Go through the material below and copy each line where the word "with" appears.

--- ENTRIES SUPPLIED Enclosed Below ---

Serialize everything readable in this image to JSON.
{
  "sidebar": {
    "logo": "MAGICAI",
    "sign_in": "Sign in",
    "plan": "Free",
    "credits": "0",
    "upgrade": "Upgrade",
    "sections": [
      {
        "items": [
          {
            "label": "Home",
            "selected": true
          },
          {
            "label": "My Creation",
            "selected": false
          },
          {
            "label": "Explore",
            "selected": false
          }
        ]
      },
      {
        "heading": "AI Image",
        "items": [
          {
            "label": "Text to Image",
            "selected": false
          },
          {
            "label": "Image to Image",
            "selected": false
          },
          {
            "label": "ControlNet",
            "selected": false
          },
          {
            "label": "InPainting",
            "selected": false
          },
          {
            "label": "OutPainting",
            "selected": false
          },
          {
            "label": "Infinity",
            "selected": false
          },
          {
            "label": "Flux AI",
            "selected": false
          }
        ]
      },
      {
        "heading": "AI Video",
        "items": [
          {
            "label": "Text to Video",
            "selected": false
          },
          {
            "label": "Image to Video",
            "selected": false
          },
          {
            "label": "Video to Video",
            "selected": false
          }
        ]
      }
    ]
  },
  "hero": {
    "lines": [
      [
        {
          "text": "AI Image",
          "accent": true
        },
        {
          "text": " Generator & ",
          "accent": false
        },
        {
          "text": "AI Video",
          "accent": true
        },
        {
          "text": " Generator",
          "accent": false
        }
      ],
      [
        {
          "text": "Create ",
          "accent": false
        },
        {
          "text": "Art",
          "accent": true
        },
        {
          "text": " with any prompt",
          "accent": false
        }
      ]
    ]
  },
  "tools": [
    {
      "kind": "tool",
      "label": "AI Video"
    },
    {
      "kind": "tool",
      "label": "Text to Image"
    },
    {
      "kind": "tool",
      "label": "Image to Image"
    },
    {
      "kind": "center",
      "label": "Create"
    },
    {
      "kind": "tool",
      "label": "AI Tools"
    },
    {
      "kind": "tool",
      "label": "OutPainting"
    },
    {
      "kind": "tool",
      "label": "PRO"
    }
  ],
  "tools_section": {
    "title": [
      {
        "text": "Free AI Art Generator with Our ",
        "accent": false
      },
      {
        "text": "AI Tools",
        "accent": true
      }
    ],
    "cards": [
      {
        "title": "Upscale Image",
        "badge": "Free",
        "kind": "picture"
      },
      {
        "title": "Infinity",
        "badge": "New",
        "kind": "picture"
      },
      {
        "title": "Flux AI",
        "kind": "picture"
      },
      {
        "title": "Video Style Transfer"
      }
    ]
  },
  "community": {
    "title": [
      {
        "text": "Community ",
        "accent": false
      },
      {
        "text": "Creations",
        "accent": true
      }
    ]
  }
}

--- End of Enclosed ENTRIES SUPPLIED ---

FINISHED EXERCISE -
          "text": " with any prompt",
        "text": "Free AI Art Generator with Our ",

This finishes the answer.